        // or return default(T);


var panda = EnumEx.GetValueFromDescription<Animal>("Giant Panda");

source: stackoverflow

Func vs. Action vs. Predicate Delegates

  • Predicate: essentially Func<T, bool>; asks the question “does the specified argument satisfy the condition represented by the delegate?” Used in things like List.FindAll.
  • Action: Perform an action given the arguments. Very general purpose. Not used much in LINQ as it implies side-effects, basically.
  • Func: Used extensively in LINQ, usually to transform the argument, e.g. by projecting a complex structure to one property.
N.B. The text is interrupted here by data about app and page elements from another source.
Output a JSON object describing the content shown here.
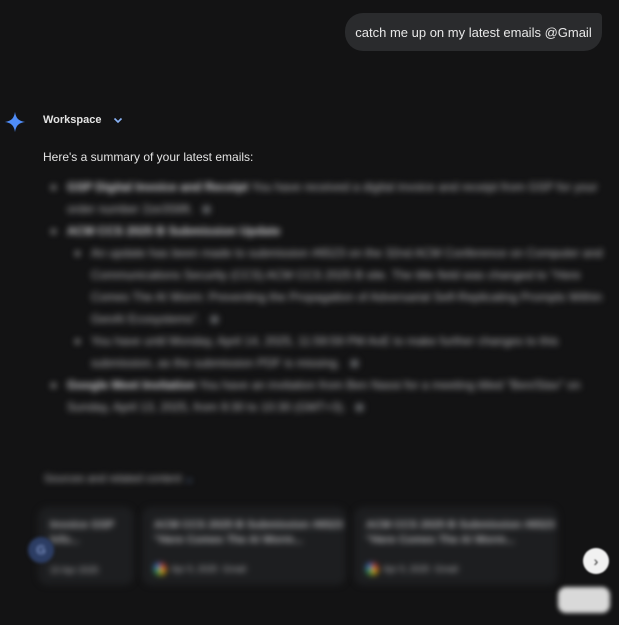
{
  "user_message": "catch me up on my latest emails @Gmail",
  "model_selector": {
    "label": "Workspace"
  },
  "intro": "Here's a summary of your latest emails:",
  "bullets": [
    {
      "title": "GSP Digital Invoice and Receipt",
      "text": "You have received a digital invoice and receipt from GSP for your order number 2ze3S6ft.",
      "level": 1
    },
    {
      "title": "ACM CCS 2025 B Submission Update",
      "text": "",
      "level": 1
    },
    {
      "title": "",
      "text": "An update has been made to submission #6523 on the 32nd ACM Conference on Computer and Communications Security (CCS) ACM CCS 2025 B site. The title field was changed to \"Here Comes The AI Worm: Preventing the Propagation of Adversarial Self-Replicating Prompts Within GenAI Ecosystems\".",
      "level": 2
    },
    {
      "title": "",
      "text": "You have until Monday, April 14, 2025, 11:59:59 PM AoE to make further changes to this submission, as the submission PDF is missing.",
      "level": 2
    },
    {
      "title": "Google Meet Invitation",
      "text": "You have an invitation from Ben Nassi for a meeting titled \"Ben/Stav\" on Sunday, April 13, 2025, from 9:30 to 10:30 (GMT+3).",
      "level": 1
    }
  ],
  "sources_label": "Sources and related content",
  "cards": [
    {
      "title": "Invoice GSP Info...",
      "date": "10 Apr 2025",
      "source": "Gmail"
    },
    {
      "title": "ACM CCS 2025 B Submission #6523 \"Here Comes The AI Worm...",
      "date": "Apr 9, 2025",
      "source": "Gmail"
    },
    {
      "title": "ACM CCS 2025 B Submission #6523 \"Here Comes The AI Worm...",
      "date": "Apr 9, 2025",
      "source": "Gmail"
    }
  ],
  "colors": {
    "background": "#131314",
    "bubble": "#2a2b2d",
    "card": "#1d1e20",
    "spark": "#4f8cf7"
  },
  "icons": [
    "gemini-spark-icon",
    "chevron-down-icon",
    "gmail-icon",
    "chevron-right-icon"
  ]
}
Other important delegates:

  • EventHandler/EventHandler<T>: Used all over WinForms
  • Comparison<T>: Like IComparer<T> but in delegate form.


The difference between Func and Action is simply whether you want the delegate to return a value (use Func) or not (use Action).

Func is probably most commonly used in LINQ – for example in projections:

 list.Select(x => x.SomeProperty)

or filtering:

 list.Where(x => x.SomeValue == someOtherValue)

or key selection:

 list.Join(otherList, x => x.FirstKey, y => y.SecondKey, ...)

Action is more commonly used for things like List<T>.ForEach: execute the given action for each item in the list. I use this less often than Func, although I do sometimes use the parameterless version for things like Control.BeginInvoke and Dispatcher.BeginInvoke.

Predicate is just a special cased Func<T, bool> really, introduced before all of the Func and most of the Action delegates came along. I suspect that if we’d already had Func and Action in their various guises, Predicate wouldn’t have been introduced… although it does impart a certain meaning to the use of the delegate, whereas Func and Action are used for widely disparate purposes.

Predicate is mostly used in List<T> for methods like FindAll and RemoveAll.


source: stackoverflow

Selecting, Grouping on child list -> Single statement requested

This gets you a list of objects, each containing one item and a distinct list of customers who bought it:

var items =
   .SelectMany(c => c.Orders.SelectMany(
      o => o.Items.Select(i => new { item = i, customer = c })
   .GroupBy(o => o.item.ItemCode)
   .Select(g => new {
      item = g.First().item,
      customers = g.Select(o => o.customer).Distinct()

Test data:

Customer[] customers = {
   new Customer("John Doe", new Order("A", "B")),
   new Customer("Jane Doe", new Order("B", "C", "D"), new Order("B", "D")),
   new Customer("Ford Prefect", new Order("D"), new Order("A", "E"))


A: John Doe, Ford Prefect
B: John Doe, Jane Doe
C: Jane Doe
D: Jane Doe, Ford Prefect
E: Ford Prefect

source :

C# LINQ find duplicates in List

The easiest way to solve the problem is to group the elements based on their value, and then pick a representative of the group if there are more than one element in the group. In linq, this translates to:

var query = lst.GroupBy(x=>x)

If you want to know how many times the elements are repeated, you can use:

var query = lst.GroupBy(x=>x)
              .Select(y=> new { Element = y.Key, Counter = y.Count()})

This will return a List of an anonymous type, and each element will have the properties Element and Counter, to retrieve the informations you need.

And lastly, if it’s a dictionary you are looking for, you can use

var query = lst.GroupBy(x=>x)

This will return a dictionary, with your element as key, and the number of times it’s repeated as value.